§ Task brief
Omit the images. Restate all of the records word for word.

[Dataset rows describing interfaces]

......

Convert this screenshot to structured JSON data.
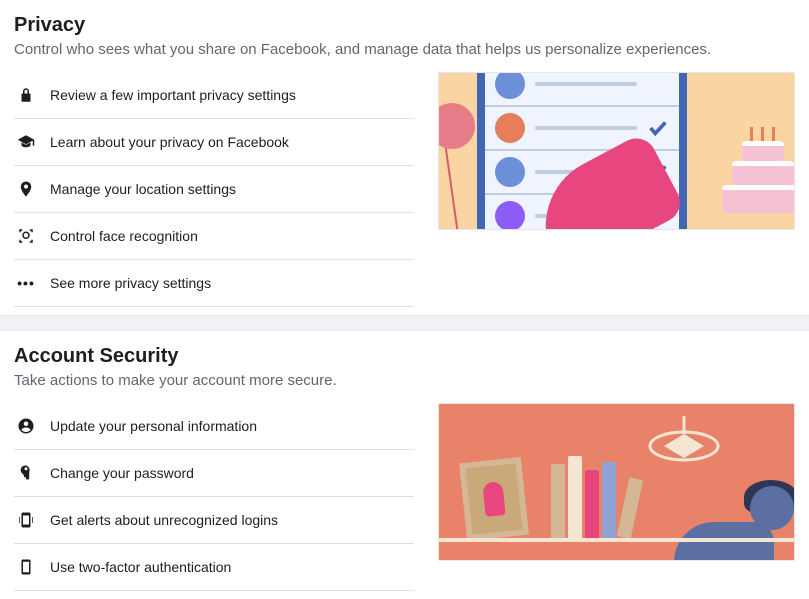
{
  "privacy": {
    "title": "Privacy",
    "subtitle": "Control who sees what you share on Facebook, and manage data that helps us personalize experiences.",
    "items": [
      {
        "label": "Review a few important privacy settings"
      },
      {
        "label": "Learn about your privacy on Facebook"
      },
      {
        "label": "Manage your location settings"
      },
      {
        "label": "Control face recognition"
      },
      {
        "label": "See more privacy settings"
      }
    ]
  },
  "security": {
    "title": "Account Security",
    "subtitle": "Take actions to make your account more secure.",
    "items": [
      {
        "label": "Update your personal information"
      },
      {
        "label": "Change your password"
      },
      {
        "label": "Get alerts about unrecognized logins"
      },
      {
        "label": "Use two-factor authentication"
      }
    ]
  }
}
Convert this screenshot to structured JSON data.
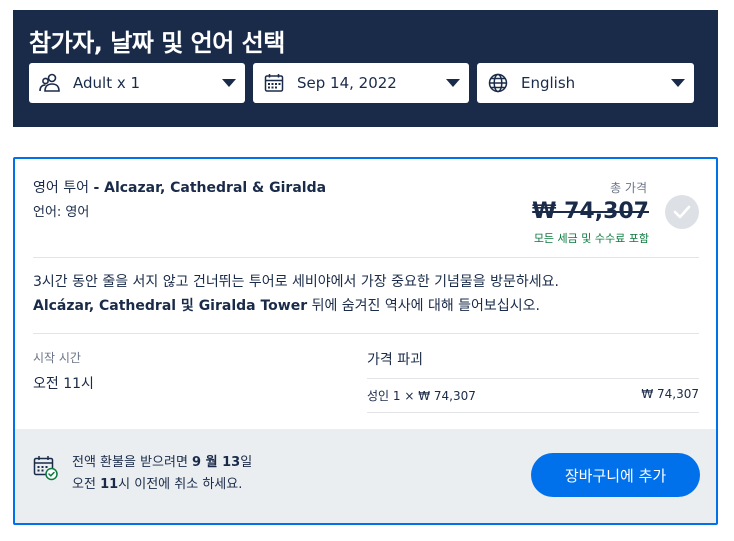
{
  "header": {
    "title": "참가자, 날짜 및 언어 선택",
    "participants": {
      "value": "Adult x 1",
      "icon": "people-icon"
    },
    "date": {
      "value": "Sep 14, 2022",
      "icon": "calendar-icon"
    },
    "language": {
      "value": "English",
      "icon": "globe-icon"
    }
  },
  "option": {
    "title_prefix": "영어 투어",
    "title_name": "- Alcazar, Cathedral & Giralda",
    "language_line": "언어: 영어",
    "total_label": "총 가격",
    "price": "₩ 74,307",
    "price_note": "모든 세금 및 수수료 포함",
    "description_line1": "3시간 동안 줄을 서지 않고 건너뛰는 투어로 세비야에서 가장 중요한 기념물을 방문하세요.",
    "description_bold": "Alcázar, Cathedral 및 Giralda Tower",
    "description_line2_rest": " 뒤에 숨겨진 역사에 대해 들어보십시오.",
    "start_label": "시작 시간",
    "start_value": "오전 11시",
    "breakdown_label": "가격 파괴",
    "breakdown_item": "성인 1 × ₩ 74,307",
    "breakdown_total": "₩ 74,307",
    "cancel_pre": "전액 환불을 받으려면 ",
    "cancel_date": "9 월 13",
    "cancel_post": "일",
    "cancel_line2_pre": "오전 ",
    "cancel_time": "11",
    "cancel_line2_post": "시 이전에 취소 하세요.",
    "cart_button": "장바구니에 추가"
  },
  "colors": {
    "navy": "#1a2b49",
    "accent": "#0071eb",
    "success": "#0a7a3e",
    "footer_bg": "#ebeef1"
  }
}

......

§ Written response
Convert this screenshot to structured JSON data.
{
  "privacy": {
    "title": "Privacy",
    "subtitle": "Control who sees what you share on Facebook, and manage data that helps us personalize experiences.",
    "items": [
      {
        "label": "Review a few important privacy settings"
      },
      {
        "label": "Learn about your privacy on Facebook"
      },
      {
        "label": "Manage your location settings"
      },
      {
        "label": "Control face recognition"
      },
      {
        "label": "See more privacy settings"
      }
    ]
  },
  "security": {
    "title": "Account Security",
    "subtitle": "Take actions to make your account more secure.",
    "items": [
      {
        "label": "Update your personal information"
      },
      {
        "label": "Change your password"
      },
      {
        "label": "Get alerts about unrecognized logins"
      },
      {
        "label": "Use two-factor authentication"
      }
    ]
  }
}
Convert this screenshot to structured JSON data.
{
  "header": {
    "title": "참가자, 날짜 및 언어 선택",
    "participants": {
      "value": "Adult x 1",
      "icon": "people-icon"
    },
    "date": {
      "value": "Sep 14, 2022",
      "icon": "calendar-icon"
    },
    "language": {
      "value": "English",
      "icon": "globe-icon"
    }
  },
  "option": {
    "title_prefix": "영어 투어",
    "title_name": "- Alcazar, Cathedral & Giralda",
    "language_line": "언어: 영어",
    "total_label": "총 가격",
    "price": "₩ 74,307",
    "price_note": "모든 세금 및 수수료 포함",
    "description_line1": "3시간 동안 줄을 서지 않고 건너뛰는 투어로 세비야에서 가장 중요한 기념물을 방문하세요.",
    "description_bold": "Alcázar, Cathedral 및 Giralda Tower",
    "description_line2_rest": " 뒤에 숨겨진 역사에 대해 들어보십시오.",
    "start_label": "시작 시간",
    "start_value": "오전 11시",
    "breakdown_label": "가격 파괴",
    "breakdown_item": "성인 1 × ₩ 74,307",
    "breakdown_total": "₩ 74,307",
    "cancel_pre": "전액 환불을 받으려면 ",
    "cancel_date": "9 월 13",
    "cancel_post": "일",
    "cancel_line2_pre": "오전 ",
    "cancel_time": "11",
    "cancel_line2_post": "시 이전에 취소 하세요.",
    "cart_button": "장바구니에 추가"
  },
  "colors": {
    "navy": "#1a2b49",
    "accent": "#0071eb",
    "success": "#0a7a3e",
    "footer_bg": "#ebeef1"
  }
}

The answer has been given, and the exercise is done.